Genre: Music, Fantasy, Slice of Life
Healer Girl is an anime that I suspect will slip under the radar for many amongst all the other shows airing this season. Telling the story of Kana, a rookie healer in training alongside two other girls there’s a lot more to this show then might seem at first glance. In the alternate reality of the anime’s universe there are known to be three types of medicine commonly used – the typical western and eastern types and a third type which is more akin to magic. This healing is performed through song, and whilst the idea seems silly at first the show presents this in a surprisingly philosophical manner -the healers work in medical institutions much like other doctors and the ‘healing’ itself is shown to have a great effect upon the patient’s mental as well as their physical health.
Despite the bright and colourful visuals there’s an element of authenticity here to the story and an attention to detail that sets this apart from other ‘magical idol’ type shows out there. The girls go through strict training to ensure they’re in the best condition for their role, with discussion about breath work and eating the right foods which makes it seem more grounded then initial impressions of magical healing is. Their teacher is shown going to a board meeting where she gives a presentation on the benefits of this unique form of medicine and lectures the girls on how they have to be careful about overstepping their boundaries when performing. It’s actually quite refreshing and adds a nice bit of edge and realism to what is mostly a cosy slice of life series.
The characters are cute and fit into tropes mostly with our main trio but I still found myself enjoying their interactions together, with their teasing and familiarity. I felt like I got to know the main three quite well in the space of one episode and their different takes on their role. The flip towards the end from a carefree fun beginning to a suddenly serious turn when a patient collapses was well handled and I actually did end up feeling emotionally invested in these characters despite the small amount of screen time thus far.

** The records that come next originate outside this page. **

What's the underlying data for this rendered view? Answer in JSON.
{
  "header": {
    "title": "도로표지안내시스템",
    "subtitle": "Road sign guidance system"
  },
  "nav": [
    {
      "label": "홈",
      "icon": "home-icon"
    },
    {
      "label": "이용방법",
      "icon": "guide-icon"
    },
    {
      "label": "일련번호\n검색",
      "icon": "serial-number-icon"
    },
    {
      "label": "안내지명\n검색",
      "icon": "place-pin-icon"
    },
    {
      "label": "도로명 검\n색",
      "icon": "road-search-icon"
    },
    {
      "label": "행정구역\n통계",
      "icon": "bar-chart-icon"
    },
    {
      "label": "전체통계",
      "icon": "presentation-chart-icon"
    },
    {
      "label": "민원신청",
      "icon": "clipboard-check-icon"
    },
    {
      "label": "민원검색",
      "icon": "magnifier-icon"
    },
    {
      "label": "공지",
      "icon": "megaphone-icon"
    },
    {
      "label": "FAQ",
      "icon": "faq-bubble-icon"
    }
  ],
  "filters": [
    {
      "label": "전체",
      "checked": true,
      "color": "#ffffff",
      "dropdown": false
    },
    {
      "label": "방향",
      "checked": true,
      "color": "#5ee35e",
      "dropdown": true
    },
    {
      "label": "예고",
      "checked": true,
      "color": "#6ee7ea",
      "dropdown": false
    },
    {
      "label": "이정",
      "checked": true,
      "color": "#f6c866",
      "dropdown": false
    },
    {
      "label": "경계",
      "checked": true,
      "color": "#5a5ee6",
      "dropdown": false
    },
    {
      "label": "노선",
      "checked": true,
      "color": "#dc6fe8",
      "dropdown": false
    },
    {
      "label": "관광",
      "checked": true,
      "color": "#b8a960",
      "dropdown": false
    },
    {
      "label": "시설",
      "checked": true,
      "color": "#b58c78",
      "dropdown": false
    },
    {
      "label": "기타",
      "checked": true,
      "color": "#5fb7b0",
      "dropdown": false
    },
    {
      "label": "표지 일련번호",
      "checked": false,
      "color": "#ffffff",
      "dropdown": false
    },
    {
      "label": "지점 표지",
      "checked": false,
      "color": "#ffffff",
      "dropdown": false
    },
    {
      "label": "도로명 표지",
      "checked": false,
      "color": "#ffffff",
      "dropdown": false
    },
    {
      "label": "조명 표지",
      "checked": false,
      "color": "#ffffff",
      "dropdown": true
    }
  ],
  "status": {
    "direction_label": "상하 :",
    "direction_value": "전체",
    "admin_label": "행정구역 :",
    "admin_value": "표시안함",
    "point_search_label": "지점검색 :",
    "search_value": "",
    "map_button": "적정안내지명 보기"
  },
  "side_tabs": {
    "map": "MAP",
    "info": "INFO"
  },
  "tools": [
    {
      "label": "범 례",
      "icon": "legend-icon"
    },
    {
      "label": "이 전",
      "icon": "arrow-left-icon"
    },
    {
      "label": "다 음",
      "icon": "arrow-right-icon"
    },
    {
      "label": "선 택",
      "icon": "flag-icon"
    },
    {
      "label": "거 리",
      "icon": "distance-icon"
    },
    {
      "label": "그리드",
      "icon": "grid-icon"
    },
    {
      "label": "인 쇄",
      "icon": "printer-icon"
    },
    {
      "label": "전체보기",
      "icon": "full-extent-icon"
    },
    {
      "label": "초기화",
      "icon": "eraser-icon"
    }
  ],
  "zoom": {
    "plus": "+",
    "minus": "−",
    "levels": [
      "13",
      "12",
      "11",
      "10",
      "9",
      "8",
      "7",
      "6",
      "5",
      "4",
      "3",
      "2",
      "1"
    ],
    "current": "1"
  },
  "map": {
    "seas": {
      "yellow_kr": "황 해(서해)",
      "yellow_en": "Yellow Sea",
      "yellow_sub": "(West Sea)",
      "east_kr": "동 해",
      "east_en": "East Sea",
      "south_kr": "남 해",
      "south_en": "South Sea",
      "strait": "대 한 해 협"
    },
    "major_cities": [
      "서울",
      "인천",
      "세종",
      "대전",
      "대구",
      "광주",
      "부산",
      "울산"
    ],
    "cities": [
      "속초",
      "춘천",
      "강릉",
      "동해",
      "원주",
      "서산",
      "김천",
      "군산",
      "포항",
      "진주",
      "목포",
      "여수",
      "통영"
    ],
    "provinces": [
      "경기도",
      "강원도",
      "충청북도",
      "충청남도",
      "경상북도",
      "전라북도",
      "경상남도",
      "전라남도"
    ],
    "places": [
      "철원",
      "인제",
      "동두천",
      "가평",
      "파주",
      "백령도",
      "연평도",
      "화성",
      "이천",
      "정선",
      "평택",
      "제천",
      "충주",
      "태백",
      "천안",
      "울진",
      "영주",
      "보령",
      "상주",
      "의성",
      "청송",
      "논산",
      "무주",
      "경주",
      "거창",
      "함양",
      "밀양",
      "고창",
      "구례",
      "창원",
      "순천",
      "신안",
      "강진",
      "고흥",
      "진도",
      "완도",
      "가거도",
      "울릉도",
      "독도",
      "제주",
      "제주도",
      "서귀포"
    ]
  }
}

The art style is definitely one of the highlights of the show, with bright and colourful designs – in fact, the character design was done by Yukie Akiya who also worked on Princess Principal. The director, Yasuhiro Irie, has worked on a diverse range of series including Fullmetal Alchemist: Brotherhood and indeed the direction on the show thus far is one of it’s highlights. The series itself is an original work, rather then being based on an existing manga or light novel, and so it’s hard to say if the series will continue with it’s nice blend of slice of life and serious themes but I like what I’ve seen so far.